« Reply #3 on: November 12, 2020, 07:26:24 am »
You could slope it the other way. Not towards the house but to the back or front so water stays on your side. Or stop the canopy slightly short of the boundary.

Re: V-shaped corrugated plastic?
« Reply #4 on: November 12, 2020, 08:07:56 am »
where is the boundary exactly? If you are worried about tipping water into your neighbour's garden this suggests that the boundary might be within the envisaged span of the roof?

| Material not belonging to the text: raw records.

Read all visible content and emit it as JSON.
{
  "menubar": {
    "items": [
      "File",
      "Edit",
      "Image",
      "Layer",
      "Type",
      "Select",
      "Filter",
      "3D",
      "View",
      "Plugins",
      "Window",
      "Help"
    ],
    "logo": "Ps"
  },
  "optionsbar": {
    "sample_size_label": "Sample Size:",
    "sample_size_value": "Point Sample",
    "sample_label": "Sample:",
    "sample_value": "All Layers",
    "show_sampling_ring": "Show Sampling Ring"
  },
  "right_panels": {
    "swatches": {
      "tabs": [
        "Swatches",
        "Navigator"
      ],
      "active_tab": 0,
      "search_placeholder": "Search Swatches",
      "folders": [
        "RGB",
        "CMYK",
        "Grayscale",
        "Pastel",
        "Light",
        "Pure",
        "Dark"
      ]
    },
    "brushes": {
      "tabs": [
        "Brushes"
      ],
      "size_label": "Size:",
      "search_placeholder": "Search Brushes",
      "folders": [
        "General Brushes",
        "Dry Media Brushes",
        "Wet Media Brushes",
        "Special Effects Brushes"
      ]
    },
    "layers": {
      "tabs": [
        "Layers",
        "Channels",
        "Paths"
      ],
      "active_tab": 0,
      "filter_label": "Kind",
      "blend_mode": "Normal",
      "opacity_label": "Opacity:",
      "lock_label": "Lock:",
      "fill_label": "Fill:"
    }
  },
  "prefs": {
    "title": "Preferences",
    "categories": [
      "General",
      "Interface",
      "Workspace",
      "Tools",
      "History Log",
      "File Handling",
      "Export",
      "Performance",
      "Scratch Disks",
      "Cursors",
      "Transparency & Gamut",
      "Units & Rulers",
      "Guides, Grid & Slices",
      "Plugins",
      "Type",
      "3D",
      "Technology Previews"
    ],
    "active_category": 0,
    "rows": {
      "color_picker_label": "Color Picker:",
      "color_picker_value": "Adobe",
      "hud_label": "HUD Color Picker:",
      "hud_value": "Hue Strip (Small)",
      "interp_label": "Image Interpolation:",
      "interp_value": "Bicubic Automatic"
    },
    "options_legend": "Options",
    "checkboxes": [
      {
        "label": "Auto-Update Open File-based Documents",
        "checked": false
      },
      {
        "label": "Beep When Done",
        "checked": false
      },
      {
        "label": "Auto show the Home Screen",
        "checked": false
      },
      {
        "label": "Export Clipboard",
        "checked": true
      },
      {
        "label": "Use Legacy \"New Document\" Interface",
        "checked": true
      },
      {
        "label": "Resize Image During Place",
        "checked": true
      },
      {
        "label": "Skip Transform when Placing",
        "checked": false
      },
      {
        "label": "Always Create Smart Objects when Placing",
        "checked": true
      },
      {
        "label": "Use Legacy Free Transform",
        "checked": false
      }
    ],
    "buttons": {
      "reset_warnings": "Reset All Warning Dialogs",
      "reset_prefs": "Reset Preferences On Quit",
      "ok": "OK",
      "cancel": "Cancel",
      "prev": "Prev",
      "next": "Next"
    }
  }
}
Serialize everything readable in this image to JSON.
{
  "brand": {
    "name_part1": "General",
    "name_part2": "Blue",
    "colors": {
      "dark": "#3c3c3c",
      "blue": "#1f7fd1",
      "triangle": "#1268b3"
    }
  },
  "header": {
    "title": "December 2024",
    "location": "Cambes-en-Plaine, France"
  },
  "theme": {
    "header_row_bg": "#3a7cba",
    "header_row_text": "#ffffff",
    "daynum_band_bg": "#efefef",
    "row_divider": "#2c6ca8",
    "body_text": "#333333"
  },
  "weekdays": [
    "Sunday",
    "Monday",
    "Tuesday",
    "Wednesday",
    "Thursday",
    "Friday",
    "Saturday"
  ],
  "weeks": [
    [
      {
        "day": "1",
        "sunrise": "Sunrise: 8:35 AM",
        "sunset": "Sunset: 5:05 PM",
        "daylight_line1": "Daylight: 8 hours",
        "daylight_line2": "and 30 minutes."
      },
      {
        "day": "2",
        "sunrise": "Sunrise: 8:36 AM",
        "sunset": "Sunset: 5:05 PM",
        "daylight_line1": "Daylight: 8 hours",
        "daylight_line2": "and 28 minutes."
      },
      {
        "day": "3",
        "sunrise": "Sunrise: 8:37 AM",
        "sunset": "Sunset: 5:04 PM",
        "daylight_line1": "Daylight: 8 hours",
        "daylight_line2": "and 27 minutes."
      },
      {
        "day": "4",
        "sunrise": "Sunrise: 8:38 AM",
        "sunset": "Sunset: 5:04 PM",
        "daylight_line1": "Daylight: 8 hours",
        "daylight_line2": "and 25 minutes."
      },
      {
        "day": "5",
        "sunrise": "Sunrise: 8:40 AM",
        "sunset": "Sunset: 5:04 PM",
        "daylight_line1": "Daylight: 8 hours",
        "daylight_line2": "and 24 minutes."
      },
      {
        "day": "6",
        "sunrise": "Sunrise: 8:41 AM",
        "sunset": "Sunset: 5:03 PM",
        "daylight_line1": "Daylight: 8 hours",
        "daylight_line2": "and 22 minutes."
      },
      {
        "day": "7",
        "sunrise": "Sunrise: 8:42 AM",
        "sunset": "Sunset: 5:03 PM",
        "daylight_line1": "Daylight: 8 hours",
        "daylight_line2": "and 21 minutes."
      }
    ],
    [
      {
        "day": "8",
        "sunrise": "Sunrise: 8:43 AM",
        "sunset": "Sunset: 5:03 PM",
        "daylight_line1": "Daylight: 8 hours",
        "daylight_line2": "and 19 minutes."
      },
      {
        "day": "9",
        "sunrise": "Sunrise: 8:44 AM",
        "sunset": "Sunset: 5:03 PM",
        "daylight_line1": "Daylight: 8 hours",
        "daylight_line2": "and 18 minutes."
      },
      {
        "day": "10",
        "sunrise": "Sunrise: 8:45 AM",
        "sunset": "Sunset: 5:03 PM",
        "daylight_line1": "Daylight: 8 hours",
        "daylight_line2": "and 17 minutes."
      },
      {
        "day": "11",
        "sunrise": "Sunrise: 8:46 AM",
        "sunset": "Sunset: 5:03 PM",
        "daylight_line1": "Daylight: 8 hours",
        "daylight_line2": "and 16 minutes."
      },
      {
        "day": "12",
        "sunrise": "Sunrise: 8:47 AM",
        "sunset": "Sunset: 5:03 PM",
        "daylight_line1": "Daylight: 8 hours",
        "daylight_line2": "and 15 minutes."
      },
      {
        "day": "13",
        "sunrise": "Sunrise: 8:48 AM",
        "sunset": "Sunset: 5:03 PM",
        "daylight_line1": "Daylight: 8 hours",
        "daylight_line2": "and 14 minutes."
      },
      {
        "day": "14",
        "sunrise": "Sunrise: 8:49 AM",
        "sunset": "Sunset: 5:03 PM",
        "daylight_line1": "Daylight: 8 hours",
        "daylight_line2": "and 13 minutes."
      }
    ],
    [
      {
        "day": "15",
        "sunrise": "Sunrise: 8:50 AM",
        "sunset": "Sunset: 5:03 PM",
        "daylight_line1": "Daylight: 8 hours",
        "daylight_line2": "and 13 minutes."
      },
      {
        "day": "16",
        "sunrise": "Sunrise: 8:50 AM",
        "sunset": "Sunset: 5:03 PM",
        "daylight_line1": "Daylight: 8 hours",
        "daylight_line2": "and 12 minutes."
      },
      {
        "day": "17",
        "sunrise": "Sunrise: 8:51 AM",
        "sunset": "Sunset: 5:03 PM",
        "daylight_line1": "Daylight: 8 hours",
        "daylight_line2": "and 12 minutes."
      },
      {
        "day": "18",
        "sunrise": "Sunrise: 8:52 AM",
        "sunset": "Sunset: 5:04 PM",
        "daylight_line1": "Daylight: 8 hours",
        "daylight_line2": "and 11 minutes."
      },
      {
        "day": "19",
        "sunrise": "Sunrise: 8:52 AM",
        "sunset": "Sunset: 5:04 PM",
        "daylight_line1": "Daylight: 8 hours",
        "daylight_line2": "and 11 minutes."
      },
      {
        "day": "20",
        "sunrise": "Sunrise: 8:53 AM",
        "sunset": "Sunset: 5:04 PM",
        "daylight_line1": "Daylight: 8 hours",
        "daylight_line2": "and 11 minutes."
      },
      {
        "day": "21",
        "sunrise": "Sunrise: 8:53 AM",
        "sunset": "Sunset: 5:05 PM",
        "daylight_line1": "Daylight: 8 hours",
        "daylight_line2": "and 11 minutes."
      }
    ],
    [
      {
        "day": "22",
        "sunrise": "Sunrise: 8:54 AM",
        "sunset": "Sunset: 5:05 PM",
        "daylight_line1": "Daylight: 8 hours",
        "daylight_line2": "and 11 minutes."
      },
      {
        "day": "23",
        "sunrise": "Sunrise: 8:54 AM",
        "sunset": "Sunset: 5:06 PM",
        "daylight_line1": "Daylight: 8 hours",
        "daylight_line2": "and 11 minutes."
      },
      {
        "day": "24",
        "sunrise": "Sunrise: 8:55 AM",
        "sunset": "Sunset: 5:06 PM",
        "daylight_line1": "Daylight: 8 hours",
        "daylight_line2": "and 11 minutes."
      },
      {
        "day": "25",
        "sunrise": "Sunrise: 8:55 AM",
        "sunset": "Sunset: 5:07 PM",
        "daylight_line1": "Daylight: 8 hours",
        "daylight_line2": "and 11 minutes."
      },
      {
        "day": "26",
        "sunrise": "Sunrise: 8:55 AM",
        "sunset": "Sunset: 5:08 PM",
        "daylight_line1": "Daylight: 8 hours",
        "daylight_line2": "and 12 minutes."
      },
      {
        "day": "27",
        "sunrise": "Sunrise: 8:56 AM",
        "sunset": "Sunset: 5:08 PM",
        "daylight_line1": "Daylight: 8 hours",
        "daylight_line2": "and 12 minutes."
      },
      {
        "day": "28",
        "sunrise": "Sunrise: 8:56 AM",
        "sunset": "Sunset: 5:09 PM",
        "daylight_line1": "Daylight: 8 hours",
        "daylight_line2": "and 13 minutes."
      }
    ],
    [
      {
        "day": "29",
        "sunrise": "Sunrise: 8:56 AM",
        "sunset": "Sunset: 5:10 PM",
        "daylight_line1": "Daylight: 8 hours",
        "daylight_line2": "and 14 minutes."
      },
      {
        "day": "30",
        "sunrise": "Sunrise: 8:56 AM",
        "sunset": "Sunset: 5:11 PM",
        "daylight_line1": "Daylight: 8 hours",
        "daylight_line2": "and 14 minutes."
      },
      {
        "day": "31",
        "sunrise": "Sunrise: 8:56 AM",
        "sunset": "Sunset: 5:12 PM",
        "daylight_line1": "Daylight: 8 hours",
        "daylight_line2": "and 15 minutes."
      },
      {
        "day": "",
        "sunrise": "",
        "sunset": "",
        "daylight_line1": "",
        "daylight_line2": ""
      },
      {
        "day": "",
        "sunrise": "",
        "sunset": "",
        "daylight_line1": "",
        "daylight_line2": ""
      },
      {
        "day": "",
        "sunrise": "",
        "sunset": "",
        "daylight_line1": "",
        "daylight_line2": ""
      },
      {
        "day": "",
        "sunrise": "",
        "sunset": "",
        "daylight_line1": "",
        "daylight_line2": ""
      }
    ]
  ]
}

If so this is not a good idea (even if your neighbours are amenable at present) because it will lead to problems should your neighbours sell up.

  In theory you should at least confine the span of the roof and  the water from it to your property and the usual way that is achieved (with a single-pitch carport or whatever) is to have a gutter set to collect the water off the edge of the lean-to roof.  If this is set correctly within an open  structure you ought to then be able to clean it from your side without difficulty.  The roof needs to be set high enough that the gutter can then have a cross-piece or cross-pipe to take the water towards your wall and thence into your drain.

If you try and make the roof with a double pitch and a valley or a single pitch facing towards the building the valley/gutter will be difficult to clean and troublesome when it clogs up.

Regarding strength of the structure, the roof ought to be strong enough to withstand snow loading (wet snow can be much heavier than you might expect) and wind loading.  Wind loading can again be much greater than you might expect, especially in a gap between buildings; a 1m wide lean-to  can easily develop as much 'lift' as an aircraft wing when the wind catches it right.


Re: V-shaped corrugated plastic?
« Reply #5 on: November 12, 2020, 10:59:46 am »
There's a company local to me that's been my goto for any plastic roofing for years - they have a selection of widths for your purpose, and all manner of other sheets and bits